In addition, the compact size of LED lights the construction of incredibly powerful lighting systems using small discs, strips, cubes, and bars that can be mounted virtually anywhere on a vehicle. Whether it’s a light bar with wide angle floodlights to light the trail ahead, precise spotlights mounted on A-pillars or in wheel wells to illuminate possible hazards, or utility lights to light up a truck bed or trailer, LED lights have become a huge asset to truck, SUV, and Jeep enthusiasts. Due to their compact size and much higher light output, they have also become a common fixture on many ATVs and side-by-side UTVs.

Many people have resisted making the switch to LED lights for reasons such as cost or simply because it’s a newer technology, as opposed to “tried-and-true” incandescent bulbs. Problems such as bulb flicker (a problem that occurs when a dimmer switch such as that used for some types of daytime running light applications cycles on and off rapidly) and incompatibility with on-board diagnostic systems have been resolved with integrated or optional add-on modules.

While still significantly more expensive than incandescent bulbs, the prices for LED lights have come down  substantially over the past couple years, and continue to decline. When the lifespan of LED lights is factored in, the actual cost over a vehicle’s lifetime is typically lower than incandescent or halogen bulbs. For example, a pair of halogen headlight bulbs might cost $40. A comparable pair of LED bulbs may run $120. However, the halogens have a typical lifespan of about 1,500-2,000 hours compared to 25,000+ hours for LED, making the LED bulbs effectively a lifetime investment.
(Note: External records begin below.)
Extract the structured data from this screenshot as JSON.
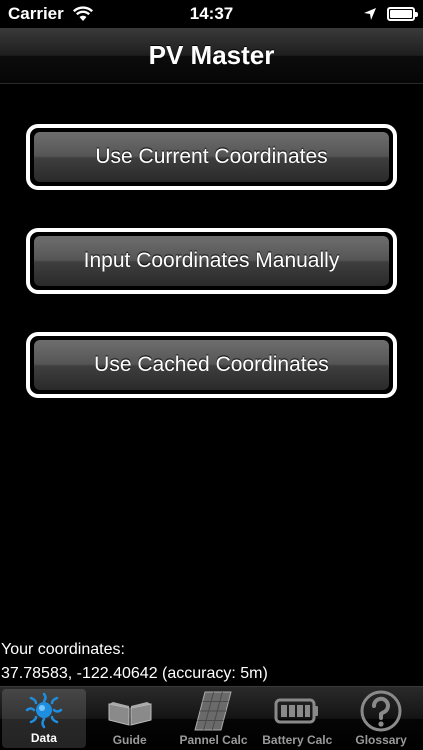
{
  "status": {
    "carrier": "Carrier",
    "time": "14:37"
  },
  "nav": {
    "title": "PV Master"
  },
  "buttons": {
    "current": "Use Current Coordinates",
    "manual": "Input Coordinates Manually",
    "cached": "Use Cached Coordinates"
  },
  "coords": {
    "label": "Your coordinates:",
    "value": "37.78583, -122.40642 (accuracy: 5m)"
  },
  "tabs": [
    {
      "label": "Data",
      "icon": "sun-icon",
      "active": true
    },
    {
      "label": "Guide",
      "icon": "book-icon",
      "active": false
    },
    {
      "label": "Pannel Calc",
      "icon": "solar-panel-icon",
      "active": false
    },
    {
      "label": "Battery Calc",
      "icon": "battery-icon",
      "active": false
    },
    {
      "label": "Glossary",
      "icon": "question-icon",
      "active": false
    }
  ],
  "colors": {
    "sun_blue": "#1e8fe0",
    "tab_inactive": "#9a9a9a"
  }
}
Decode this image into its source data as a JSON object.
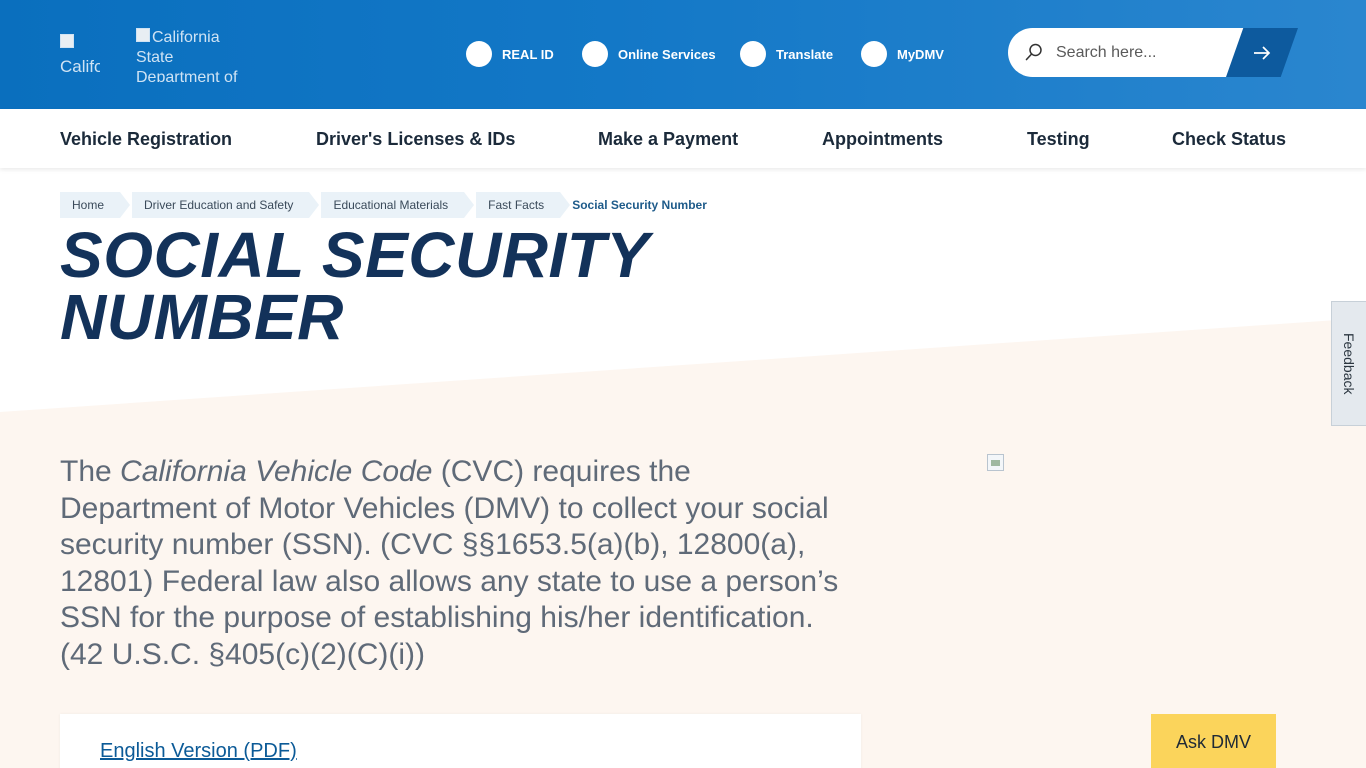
{
  "header": {
    "logo_primary_alt": "Californ",
    "logo_secondary_alt": "California State Department of",
    "top_links": [
      "REAL ID",
      "Online Services",
      "Translate",
      "MyDMV"
    ],
    "search": {
      "placeholder": "Search here...",
      "button_icon": "arrow-right-icon"
    }
  },
  "nav": {
    "items": [
      "Vehicle Registration",
      "Driver's Licenses & IDs",
      "Make a Payment",
      "Appointments",
      "Testing",
      "Check Status"
    ]
  },
  "breadcrumb": [
    "Home",
    "Driver Education and Safety",
    "Educational Materials",
    "Fast Facts",
    "Social Security Number"
  ],
  "main": {
    "title_line1": "SOCIAL SECURITY",
    "title_line2": "NUMBER",
    "intro_pre": "The ",
    "intro_em": "California Vehicle Code",
    "intro_post": " (CVC) requires the Department of Motor Vehicles (DMV) to collect your social security number (SSN). (CVC §§1653.5(a)(b), 12800(a), 12801) Federal law also allows any state to use a person’s SSN for the purpose of establishing his/her identification. (42 U.S.C. §405(c)(2)(C)(i))",
    "pdf_link": "English Version (PDF)"
  },
  "widgets": {
    "ask_button": "Ask DMV",
    "feedback": "Feedback"
  },
  "colors": {
    "header_blue": "#0a6fbe",
    "title_navy": "#13325a",
    "ask_yellow": "#fbd45b",
    "content_bg": "#fdf6f0"
  }
}
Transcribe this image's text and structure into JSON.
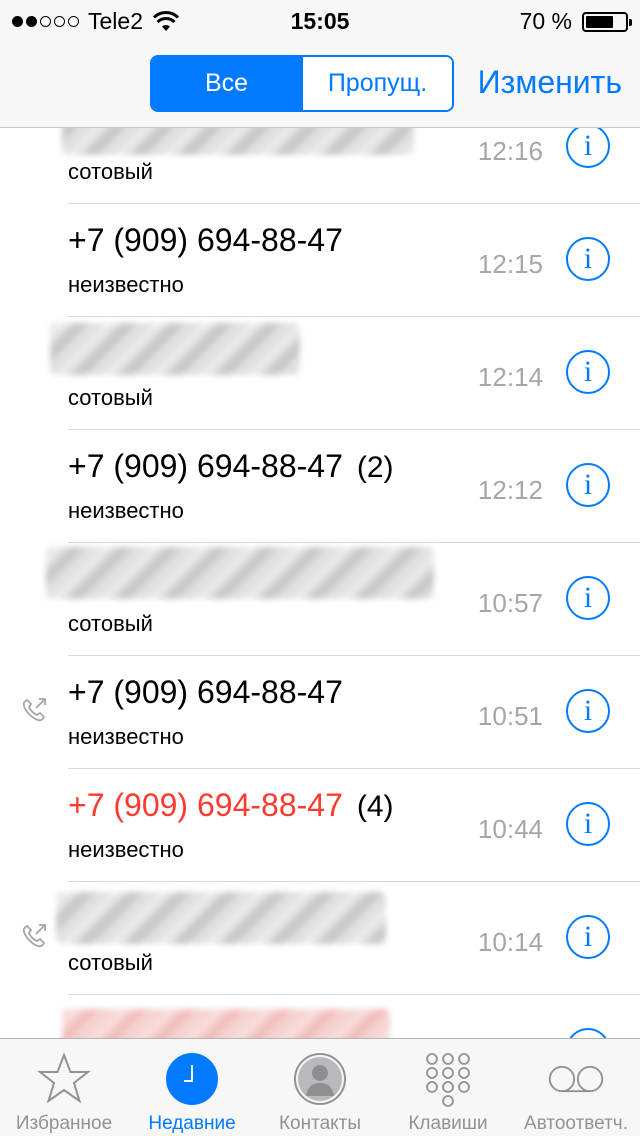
{
  "status_bar": {
    "carrier": "Tele2",
    "time": "15:05",
    "battery": "70 %",
    "battery_level": 0.7
  },
  "nav": {
    "segments": [
      "Все",
      "Пропущ."
    ],
    "active_segment": 0,
    "edit_label": "Изменить"
  },
  "calls": [
    {
      "name": "",
      "count": "",
      "type": "сотовый",
      "time": "12:16",
      "missed": false,
      "outgoing": false,
      "redacted": true
    },
    {
      "name": "+7 (909) 694-88-47",
      "count": "",
      "type": "неизвестно",
      "time": "12:15",
      "missed": false,
      "outgoing": false,
      "redacted": false
    },
    {
      "name": "",
      "count": "",
      "type": "сотовый",
      "time": "12:14",
      "missed": false,
      "outgoing": false,
      "redacted": true
    },
    {
      "name": "+7 (909) 694-88-47",
      "count": "(2)",
      "type": "неизвестно",
      "time": "12:12",
      "missed": false,
      "outgoing": false,
      "redacted": false
    },
    {
      "name": "",
      "count": "",
      "type": "сотовый",
      "time": "10:57",
      "missed": false,
      "outgoing": false,
      "redacted": true
    },
    {
      "name": "+7 (909) 694-88-47",
      "count": "",
      "type": "неизвестно",
      "time": "10:51",
      "missed": false,
      "outgoing": true,
      "redacted": false
    },
    {
      "name": "+7 (909) 694-88-47",
      "count": "(4)",
      "type": "неизвестно",
      "time": "10:44",
      "missed": true,
      "outgoing": false,
      "redacted": false
    },
    {
      "name": "",
      "count": "",
      "type": "сотовый",
      "time": "10:14",
      "missed": false,
      "outgoing": true,
      "redacted": true
    },
    {
      "name": "",
      "count": "",
      "type": "",
      "time": "",
      "missed": true,
      "outgoing": false,
      "redacted": true
    }
  ],
  "tabs": [
    {
      "label": "Избранное",
      "icon": "star-icon"
    },
    {
      "label": "Недавние",
      "icon": "clock-icon"
    },
    {
      "label": "Контакты",
      "icon": "contact-icon"
    },
    {
      "label": "Клавиши",
      "icon": "keypad-icon"
    },
    {
      "label": "Автоответч.",
      "icon": "voicemail-icon"
    }
  ],
  "active_tab": 1,
  "colors": {
    "accent": "#007aff",
    "missed": "#ff3b30",
    "time_gray": "#a5a5aa"
  }
}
LED lighting has come a long way in a relatively short time. The wide variety of options for both direct-fit replacement and custom add-on lighting ensures there are lighting solutions for virtually any vehicle. Once cost vs. lifespan is factored in, LED lights are a very viable and worthwhile alternative to traditional vehicle lighting solutions.